Every line of the entries with the word "this" in it should be shown.

■ ■ ■ ■ ■ ■ ■

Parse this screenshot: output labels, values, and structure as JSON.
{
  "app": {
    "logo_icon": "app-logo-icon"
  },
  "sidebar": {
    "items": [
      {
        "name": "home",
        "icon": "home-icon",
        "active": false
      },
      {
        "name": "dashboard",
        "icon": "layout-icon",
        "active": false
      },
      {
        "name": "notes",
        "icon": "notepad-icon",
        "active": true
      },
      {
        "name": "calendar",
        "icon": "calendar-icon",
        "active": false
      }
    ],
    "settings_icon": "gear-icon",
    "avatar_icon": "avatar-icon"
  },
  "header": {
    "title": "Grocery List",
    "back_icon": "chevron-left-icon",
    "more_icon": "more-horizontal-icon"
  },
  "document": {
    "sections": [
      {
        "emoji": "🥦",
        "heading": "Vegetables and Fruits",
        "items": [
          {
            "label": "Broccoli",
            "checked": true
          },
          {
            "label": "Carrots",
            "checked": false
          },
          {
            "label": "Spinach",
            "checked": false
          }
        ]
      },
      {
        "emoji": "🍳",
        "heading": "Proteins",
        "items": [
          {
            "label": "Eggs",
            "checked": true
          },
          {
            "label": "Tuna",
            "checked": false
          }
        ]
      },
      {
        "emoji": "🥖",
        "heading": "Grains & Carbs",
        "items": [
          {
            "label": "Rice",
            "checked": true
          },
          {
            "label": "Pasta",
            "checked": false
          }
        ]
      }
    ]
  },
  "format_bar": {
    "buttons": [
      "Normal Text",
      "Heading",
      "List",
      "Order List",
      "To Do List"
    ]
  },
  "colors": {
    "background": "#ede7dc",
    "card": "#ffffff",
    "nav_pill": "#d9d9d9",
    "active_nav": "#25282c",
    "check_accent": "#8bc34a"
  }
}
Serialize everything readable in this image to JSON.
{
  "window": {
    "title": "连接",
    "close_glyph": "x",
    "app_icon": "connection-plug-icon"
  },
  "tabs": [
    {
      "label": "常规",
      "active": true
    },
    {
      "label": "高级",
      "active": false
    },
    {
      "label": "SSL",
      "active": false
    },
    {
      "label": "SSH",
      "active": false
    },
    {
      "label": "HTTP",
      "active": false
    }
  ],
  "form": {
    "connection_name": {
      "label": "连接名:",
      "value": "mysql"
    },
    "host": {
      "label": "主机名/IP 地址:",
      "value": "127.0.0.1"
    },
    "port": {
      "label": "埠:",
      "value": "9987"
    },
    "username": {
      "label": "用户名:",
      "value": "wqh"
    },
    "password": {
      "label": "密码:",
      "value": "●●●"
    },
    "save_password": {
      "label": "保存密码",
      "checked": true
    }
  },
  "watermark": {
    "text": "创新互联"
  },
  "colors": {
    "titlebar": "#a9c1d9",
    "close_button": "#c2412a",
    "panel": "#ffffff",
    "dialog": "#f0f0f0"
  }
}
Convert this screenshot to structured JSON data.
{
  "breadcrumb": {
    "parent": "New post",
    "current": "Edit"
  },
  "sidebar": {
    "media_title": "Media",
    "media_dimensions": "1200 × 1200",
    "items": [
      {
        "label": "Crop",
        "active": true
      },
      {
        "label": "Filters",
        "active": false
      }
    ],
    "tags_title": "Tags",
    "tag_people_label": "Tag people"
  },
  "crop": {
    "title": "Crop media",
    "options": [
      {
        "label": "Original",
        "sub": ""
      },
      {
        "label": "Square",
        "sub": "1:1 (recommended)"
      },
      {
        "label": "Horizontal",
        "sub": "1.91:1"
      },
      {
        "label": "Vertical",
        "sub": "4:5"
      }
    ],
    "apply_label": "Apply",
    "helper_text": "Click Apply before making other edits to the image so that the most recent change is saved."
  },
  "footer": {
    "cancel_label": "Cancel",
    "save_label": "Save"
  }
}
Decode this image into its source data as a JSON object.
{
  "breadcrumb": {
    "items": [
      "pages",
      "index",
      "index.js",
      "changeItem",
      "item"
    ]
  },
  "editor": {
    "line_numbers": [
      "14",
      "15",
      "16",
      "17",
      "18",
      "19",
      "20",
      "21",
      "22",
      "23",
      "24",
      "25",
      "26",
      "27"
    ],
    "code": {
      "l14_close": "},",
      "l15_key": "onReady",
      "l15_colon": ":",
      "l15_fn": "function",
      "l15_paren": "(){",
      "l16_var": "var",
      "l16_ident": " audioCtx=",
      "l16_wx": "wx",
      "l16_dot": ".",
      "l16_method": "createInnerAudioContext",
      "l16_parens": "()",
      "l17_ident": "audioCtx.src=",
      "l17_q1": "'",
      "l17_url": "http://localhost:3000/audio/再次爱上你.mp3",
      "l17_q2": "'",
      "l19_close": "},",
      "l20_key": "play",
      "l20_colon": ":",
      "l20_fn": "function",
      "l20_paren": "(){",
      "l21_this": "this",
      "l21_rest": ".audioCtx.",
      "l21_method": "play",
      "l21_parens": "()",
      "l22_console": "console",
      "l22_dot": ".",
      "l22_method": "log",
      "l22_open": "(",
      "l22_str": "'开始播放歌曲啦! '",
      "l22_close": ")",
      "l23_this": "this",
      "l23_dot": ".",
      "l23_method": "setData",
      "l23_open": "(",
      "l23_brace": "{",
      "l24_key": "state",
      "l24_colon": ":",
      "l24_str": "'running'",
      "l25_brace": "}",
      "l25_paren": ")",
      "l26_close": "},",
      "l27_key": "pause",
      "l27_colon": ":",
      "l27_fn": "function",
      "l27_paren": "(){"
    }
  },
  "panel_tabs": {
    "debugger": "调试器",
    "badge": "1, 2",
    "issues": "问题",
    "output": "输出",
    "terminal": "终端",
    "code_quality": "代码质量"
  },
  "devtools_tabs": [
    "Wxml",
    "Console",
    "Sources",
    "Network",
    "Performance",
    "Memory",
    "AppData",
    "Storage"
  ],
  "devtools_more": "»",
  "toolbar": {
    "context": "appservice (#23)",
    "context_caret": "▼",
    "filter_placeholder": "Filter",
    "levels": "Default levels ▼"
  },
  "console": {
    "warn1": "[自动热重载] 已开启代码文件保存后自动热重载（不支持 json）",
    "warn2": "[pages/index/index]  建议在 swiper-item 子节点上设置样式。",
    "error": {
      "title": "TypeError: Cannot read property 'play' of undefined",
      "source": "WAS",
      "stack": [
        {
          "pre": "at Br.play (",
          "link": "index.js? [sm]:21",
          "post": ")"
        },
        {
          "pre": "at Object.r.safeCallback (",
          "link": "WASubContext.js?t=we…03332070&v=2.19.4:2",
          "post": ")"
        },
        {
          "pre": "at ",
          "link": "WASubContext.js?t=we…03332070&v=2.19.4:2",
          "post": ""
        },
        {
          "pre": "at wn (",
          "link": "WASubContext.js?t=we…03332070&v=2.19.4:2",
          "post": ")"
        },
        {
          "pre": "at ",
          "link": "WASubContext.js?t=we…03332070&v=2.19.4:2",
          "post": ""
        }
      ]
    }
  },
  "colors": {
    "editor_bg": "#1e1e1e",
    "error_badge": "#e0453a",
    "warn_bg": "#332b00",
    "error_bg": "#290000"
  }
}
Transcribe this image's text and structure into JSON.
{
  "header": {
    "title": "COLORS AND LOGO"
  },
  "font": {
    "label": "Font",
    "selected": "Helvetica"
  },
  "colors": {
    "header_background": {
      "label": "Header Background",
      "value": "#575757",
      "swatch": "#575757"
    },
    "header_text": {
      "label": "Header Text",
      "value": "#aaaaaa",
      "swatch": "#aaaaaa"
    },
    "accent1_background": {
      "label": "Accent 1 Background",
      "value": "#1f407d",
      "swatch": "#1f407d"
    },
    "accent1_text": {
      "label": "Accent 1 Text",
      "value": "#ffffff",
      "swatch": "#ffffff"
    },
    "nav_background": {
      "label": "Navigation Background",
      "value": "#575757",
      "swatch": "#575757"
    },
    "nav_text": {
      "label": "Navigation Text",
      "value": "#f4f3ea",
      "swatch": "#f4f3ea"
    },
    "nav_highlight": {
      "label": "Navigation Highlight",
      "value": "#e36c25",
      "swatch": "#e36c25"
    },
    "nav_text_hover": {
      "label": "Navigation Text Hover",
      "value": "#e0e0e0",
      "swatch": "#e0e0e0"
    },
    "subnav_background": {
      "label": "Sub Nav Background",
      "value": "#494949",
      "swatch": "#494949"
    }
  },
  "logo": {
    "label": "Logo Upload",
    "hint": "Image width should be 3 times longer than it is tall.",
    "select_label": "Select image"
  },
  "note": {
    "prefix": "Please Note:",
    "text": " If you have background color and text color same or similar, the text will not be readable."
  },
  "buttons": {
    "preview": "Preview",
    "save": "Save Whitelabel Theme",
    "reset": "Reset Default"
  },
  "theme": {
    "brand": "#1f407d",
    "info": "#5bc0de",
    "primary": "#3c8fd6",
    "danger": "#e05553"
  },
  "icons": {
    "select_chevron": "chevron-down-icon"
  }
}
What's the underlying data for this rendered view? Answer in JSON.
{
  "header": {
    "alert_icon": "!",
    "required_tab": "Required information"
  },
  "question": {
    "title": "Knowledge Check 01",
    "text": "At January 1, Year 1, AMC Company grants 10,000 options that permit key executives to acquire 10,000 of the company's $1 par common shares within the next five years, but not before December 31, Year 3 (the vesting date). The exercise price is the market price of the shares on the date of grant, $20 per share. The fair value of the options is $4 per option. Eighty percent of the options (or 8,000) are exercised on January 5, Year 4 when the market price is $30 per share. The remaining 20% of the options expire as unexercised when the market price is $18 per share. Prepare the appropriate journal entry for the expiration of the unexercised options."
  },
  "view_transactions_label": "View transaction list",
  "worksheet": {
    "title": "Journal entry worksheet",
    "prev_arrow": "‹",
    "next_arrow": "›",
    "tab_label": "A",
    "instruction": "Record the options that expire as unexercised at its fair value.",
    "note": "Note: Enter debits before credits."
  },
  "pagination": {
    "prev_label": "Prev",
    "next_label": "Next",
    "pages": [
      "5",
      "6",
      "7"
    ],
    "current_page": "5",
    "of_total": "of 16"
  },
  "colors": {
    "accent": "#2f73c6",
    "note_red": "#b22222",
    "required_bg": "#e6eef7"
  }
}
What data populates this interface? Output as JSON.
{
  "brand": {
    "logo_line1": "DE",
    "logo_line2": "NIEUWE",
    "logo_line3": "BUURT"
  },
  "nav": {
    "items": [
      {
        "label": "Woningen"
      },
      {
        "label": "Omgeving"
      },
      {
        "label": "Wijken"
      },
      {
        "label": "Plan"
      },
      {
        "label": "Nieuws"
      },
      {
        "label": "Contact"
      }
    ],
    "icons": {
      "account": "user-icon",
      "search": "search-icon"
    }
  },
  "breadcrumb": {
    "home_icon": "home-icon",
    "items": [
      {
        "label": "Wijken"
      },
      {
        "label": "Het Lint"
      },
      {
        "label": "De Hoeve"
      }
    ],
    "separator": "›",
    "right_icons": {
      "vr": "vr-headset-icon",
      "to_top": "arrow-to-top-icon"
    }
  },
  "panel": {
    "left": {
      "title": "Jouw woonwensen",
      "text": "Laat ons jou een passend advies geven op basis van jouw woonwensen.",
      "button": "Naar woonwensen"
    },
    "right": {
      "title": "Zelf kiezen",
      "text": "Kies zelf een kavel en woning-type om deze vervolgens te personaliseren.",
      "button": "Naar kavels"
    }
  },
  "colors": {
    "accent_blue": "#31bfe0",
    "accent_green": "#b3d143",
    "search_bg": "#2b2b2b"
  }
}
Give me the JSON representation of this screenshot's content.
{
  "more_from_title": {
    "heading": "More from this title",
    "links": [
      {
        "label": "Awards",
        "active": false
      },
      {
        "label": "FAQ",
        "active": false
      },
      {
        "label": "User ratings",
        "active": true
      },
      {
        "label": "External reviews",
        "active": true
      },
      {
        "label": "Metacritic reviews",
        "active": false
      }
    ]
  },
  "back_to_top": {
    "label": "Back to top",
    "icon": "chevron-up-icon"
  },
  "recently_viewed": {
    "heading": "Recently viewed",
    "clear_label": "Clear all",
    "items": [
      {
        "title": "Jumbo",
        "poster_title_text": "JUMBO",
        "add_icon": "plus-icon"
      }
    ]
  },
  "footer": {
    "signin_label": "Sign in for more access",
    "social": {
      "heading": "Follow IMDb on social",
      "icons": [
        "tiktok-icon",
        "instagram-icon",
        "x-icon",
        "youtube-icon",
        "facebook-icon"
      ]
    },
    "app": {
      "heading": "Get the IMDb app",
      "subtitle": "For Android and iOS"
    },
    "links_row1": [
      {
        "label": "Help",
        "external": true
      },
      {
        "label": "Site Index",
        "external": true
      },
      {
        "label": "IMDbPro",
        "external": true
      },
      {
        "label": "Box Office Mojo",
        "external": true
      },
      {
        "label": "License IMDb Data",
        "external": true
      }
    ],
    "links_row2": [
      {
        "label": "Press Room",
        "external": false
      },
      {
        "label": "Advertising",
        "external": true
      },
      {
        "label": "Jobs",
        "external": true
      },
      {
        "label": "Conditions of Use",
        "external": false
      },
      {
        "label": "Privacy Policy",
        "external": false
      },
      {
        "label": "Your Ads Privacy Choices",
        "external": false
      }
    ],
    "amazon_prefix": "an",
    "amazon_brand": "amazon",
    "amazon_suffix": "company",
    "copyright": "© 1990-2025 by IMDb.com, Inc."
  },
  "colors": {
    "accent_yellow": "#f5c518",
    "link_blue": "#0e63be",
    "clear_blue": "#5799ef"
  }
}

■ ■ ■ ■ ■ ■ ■

Result:
Parse this screenshot: output labels, values, and structure as JSON.
Serialize everything readable in this image to JSON.
Convert this screenshot to structured JSON data.
Decode this image into its source data as a JSON object.
      "l21_this": "this",
      "l23_this": "this",
Transcribe this image's text and structure into JSON.
What's the underlying data for this rendered view? Answer in JSON.
What data populates this interface? Output as JSON.
Give me the JSON representation of this screenshot's content.
    "heading": "More from this title",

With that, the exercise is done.